About this task: Would you pull out every line of the material that contains the string "Postcode"?
= = = = = = =
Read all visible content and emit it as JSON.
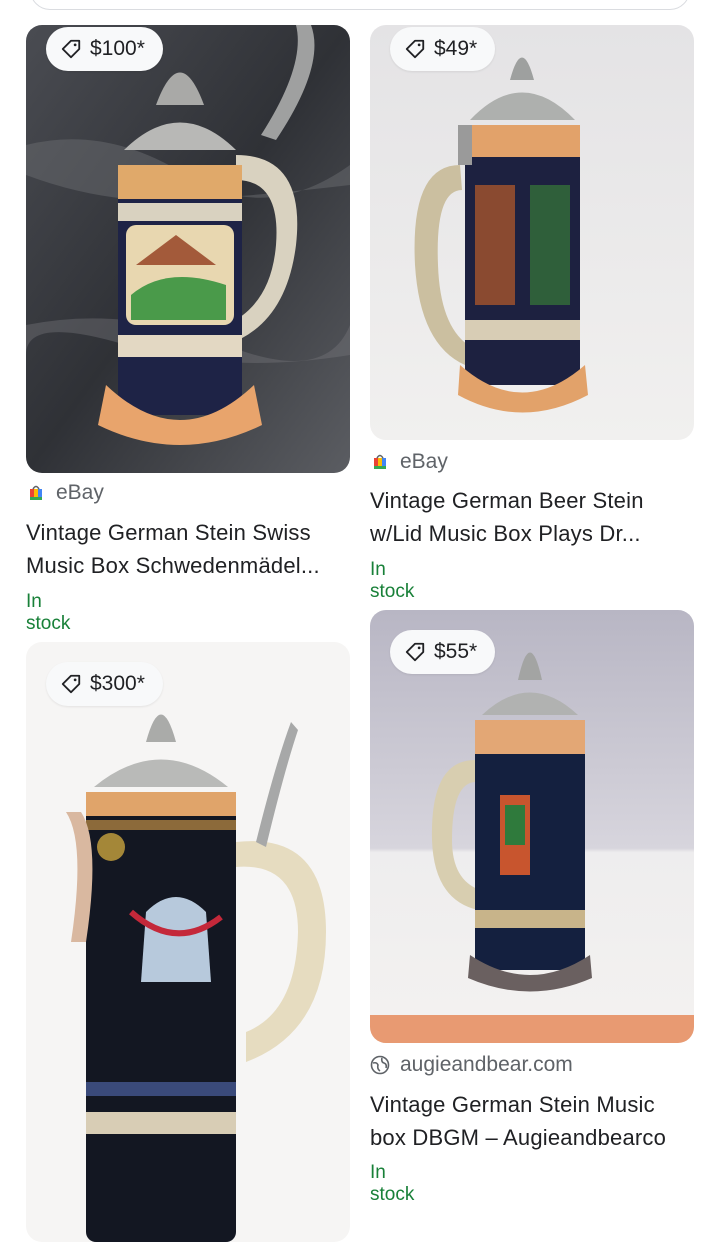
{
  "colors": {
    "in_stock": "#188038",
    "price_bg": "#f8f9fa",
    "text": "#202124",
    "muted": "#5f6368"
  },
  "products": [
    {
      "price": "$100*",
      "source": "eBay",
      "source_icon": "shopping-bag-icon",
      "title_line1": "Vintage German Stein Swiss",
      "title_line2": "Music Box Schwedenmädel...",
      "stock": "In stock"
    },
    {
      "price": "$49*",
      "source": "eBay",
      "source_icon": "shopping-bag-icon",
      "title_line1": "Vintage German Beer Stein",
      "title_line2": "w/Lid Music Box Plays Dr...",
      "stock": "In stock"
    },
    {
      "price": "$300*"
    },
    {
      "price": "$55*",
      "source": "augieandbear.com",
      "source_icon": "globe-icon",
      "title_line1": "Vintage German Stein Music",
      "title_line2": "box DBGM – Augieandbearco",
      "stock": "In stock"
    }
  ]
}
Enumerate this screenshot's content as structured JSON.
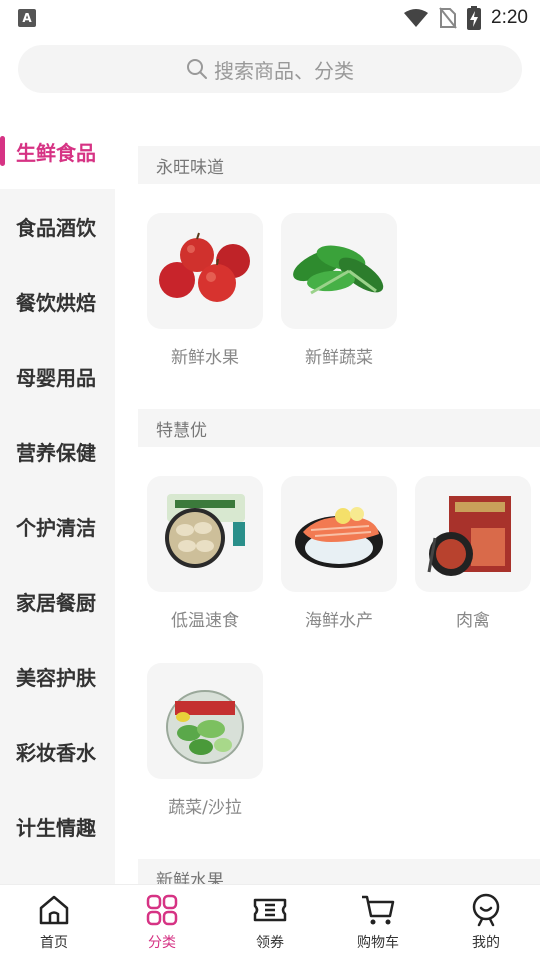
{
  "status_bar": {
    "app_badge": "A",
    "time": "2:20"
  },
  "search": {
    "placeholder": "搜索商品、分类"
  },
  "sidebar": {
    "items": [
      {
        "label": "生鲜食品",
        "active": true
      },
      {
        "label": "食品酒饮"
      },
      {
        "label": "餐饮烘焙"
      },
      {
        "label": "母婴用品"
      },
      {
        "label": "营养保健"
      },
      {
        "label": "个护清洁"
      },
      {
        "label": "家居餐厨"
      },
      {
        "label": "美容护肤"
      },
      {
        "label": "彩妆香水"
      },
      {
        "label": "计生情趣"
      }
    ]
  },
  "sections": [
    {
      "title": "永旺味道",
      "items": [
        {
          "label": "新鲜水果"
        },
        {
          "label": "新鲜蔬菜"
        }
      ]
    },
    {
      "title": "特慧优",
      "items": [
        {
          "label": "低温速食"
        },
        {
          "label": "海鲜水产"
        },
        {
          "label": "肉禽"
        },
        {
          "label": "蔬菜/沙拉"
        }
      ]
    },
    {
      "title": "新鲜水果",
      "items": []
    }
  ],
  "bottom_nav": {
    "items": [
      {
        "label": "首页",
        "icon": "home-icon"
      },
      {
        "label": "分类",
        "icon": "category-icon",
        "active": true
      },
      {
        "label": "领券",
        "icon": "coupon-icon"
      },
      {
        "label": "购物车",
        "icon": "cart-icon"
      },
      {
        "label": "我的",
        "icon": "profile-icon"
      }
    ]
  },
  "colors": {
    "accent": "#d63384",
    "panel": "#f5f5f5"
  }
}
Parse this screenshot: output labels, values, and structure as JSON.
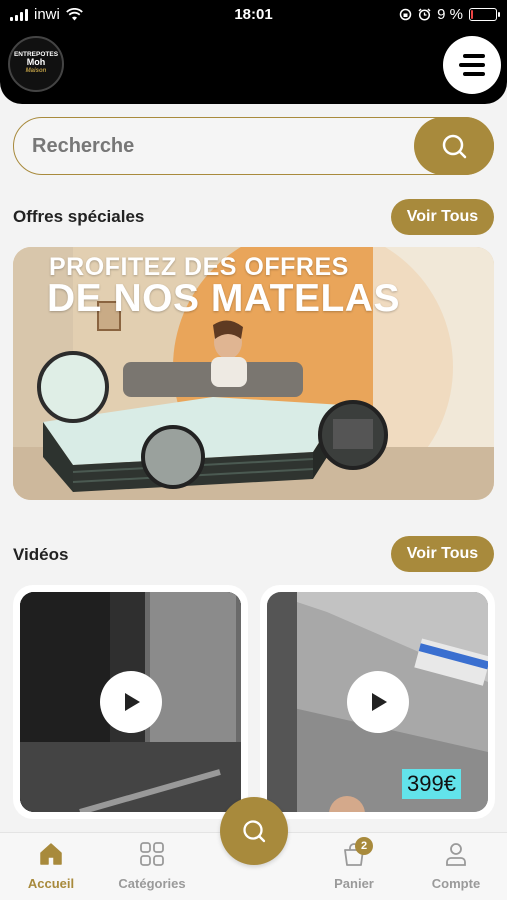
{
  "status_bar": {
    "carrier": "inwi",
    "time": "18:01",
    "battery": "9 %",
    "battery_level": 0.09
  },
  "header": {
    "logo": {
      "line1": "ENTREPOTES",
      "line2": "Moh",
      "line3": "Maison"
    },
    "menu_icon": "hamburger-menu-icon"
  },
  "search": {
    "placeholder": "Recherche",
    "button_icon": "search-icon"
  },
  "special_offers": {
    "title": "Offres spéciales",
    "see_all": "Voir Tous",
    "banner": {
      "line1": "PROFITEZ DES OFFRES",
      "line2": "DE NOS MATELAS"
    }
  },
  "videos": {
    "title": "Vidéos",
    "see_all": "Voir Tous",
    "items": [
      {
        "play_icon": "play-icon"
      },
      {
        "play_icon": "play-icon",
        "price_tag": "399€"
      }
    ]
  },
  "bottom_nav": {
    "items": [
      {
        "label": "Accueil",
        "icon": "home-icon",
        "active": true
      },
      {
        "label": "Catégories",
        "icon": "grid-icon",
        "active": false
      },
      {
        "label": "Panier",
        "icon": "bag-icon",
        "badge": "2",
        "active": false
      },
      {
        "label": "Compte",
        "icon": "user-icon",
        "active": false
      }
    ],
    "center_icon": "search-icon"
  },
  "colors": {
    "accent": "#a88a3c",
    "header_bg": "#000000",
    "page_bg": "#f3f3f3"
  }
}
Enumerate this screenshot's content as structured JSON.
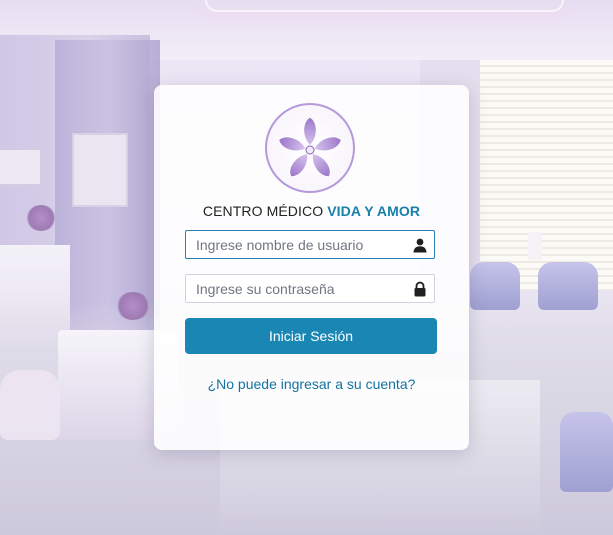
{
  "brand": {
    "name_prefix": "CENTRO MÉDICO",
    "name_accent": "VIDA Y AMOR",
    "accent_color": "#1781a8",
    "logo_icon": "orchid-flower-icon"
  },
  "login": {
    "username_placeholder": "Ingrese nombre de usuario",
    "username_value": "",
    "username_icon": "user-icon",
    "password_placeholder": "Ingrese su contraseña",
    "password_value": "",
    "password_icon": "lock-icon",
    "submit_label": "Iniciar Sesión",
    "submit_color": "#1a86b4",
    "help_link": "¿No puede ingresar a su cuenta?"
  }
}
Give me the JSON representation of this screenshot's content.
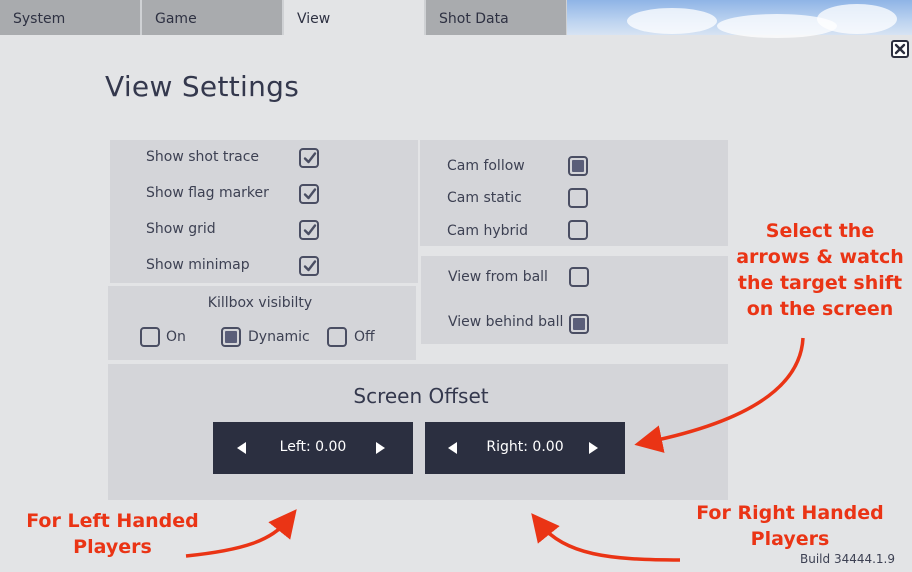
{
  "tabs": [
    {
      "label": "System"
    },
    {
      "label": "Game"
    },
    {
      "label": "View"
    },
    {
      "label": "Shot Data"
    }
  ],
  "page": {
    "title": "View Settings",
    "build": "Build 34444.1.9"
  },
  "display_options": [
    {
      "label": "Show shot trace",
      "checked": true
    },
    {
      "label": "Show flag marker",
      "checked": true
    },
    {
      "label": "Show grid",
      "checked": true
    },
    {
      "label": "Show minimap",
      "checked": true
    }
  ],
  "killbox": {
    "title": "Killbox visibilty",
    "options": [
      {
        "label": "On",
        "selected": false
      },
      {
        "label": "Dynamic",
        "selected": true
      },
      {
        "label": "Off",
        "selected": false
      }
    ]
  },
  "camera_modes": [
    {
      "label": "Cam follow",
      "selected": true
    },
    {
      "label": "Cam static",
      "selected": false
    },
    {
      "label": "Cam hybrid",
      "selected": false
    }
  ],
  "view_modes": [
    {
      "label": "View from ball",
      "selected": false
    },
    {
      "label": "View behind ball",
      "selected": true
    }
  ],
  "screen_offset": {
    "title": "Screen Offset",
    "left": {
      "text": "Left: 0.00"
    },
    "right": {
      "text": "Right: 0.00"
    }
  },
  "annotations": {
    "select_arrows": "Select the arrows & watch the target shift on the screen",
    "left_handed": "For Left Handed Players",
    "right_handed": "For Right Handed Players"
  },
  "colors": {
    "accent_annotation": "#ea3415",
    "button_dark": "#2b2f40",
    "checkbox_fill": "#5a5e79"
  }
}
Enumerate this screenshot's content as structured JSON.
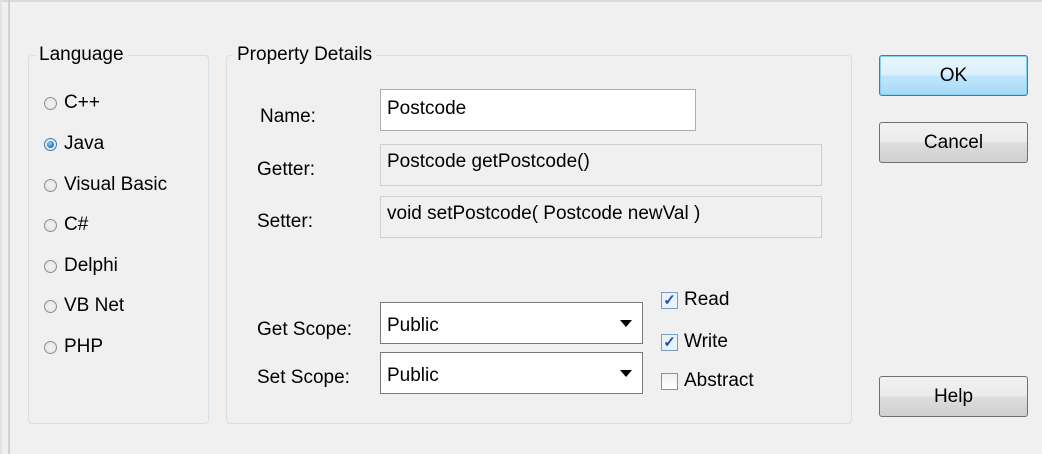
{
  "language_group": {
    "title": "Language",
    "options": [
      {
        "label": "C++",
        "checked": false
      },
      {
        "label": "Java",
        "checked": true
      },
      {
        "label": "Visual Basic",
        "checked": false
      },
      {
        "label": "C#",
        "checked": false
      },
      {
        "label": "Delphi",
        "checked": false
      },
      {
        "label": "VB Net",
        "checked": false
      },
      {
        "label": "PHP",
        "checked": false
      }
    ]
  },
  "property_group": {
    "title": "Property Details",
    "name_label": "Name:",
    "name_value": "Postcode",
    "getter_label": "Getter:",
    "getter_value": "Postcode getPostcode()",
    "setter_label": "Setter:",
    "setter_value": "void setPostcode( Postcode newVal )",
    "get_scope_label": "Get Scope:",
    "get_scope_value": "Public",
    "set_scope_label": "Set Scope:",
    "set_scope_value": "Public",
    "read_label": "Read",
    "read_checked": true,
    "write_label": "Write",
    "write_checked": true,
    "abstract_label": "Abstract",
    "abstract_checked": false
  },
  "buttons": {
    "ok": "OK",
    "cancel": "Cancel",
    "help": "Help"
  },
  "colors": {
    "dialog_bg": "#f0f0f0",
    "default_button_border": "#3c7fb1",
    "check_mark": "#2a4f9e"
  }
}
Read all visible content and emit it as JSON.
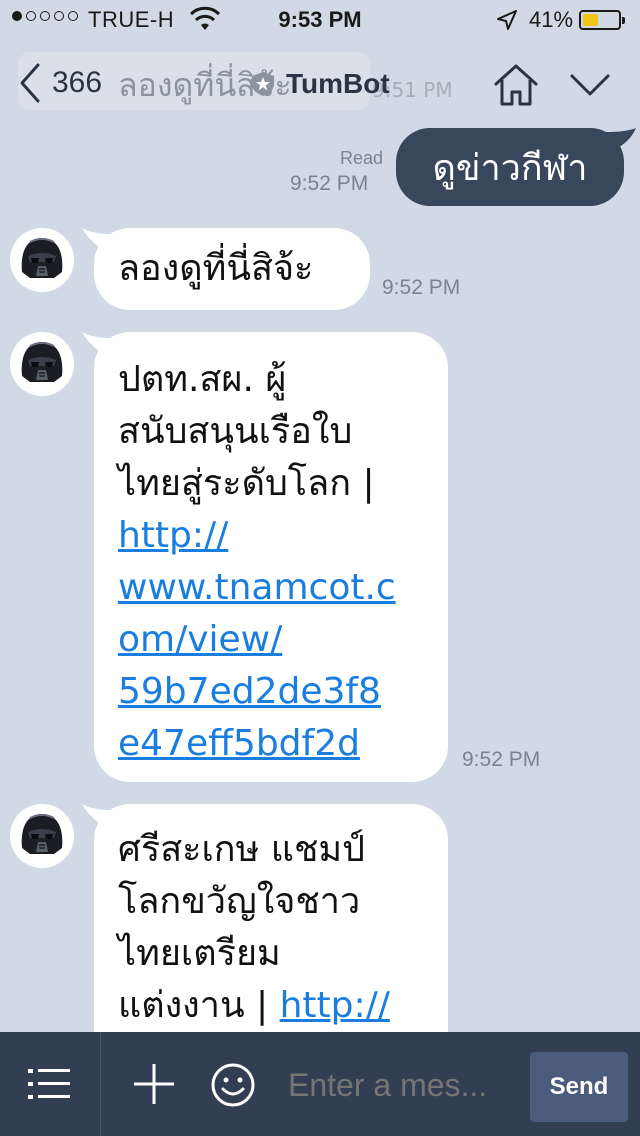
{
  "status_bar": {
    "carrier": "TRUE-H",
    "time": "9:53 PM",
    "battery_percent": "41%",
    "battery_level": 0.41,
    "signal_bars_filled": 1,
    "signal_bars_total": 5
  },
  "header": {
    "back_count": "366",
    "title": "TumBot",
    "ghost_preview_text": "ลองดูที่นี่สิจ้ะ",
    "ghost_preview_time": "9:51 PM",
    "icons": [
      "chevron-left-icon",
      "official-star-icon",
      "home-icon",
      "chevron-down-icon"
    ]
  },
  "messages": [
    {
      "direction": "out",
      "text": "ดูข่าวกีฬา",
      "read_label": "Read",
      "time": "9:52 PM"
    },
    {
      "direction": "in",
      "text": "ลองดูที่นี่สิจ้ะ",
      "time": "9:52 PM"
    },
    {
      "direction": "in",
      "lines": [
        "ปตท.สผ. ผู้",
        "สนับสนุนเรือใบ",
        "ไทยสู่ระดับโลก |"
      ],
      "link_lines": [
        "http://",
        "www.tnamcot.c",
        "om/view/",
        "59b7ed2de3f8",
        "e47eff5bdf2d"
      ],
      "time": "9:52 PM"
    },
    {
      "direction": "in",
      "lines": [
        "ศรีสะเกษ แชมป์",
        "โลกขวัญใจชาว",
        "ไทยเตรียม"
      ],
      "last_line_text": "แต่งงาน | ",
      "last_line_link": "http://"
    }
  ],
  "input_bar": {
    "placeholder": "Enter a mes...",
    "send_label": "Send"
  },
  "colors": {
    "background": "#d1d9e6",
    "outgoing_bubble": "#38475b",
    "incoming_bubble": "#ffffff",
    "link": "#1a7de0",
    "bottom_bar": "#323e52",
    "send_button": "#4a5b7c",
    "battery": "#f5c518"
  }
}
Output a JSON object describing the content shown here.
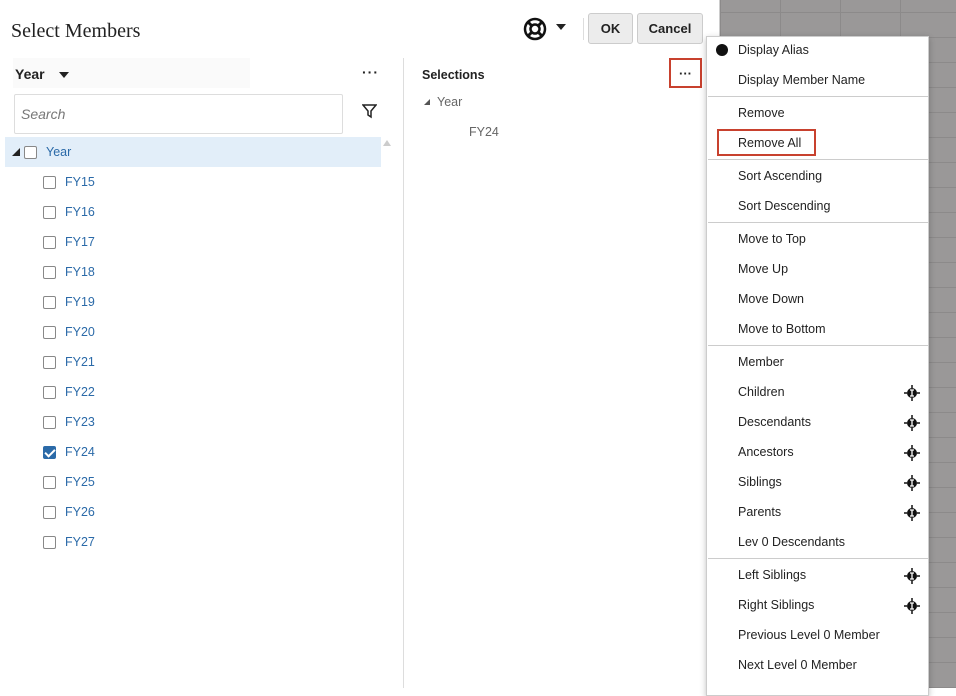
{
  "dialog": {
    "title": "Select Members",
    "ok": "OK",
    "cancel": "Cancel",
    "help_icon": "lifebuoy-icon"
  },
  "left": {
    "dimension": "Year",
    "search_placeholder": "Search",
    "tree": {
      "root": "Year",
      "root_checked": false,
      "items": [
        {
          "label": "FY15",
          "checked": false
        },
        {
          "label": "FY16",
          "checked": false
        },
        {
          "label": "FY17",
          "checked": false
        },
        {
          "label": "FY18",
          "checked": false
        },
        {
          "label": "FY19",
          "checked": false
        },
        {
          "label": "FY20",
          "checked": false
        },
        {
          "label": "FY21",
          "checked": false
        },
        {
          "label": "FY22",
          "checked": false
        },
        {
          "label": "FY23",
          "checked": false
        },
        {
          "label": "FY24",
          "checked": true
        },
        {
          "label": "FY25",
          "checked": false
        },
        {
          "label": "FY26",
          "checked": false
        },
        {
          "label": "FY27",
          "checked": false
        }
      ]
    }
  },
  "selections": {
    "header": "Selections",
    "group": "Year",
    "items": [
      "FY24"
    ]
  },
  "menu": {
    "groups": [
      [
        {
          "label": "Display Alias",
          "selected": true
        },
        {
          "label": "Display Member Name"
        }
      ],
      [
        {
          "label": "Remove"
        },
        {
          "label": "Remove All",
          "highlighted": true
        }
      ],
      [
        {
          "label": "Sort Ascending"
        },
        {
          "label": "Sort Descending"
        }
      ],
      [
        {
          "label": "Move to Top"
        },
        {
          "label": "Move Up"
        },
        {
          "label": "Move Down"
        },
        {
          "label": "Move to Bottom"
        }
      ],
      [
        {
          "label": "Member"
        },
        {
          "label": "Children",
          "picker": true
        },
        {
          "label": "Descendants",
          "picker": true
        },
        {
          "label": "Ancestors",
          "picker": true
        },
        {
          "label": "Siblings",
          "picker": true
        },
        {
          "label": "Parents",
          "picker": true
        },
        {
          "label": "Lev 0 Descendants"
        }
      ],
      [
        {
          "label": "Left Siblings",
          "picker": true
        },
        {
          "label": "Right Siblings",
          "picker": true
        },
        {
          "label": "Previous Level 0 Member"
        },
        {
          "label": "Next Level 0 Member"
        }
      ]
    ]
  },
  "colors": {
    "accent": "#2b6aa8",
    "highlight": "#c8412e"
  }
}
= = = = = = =
Solution for this exercise:
    "name_value": "Postcode",
    "getter_value": "Postcode getPostcode()",
    "setter_value": "void setPostcode( Postcode newVal )",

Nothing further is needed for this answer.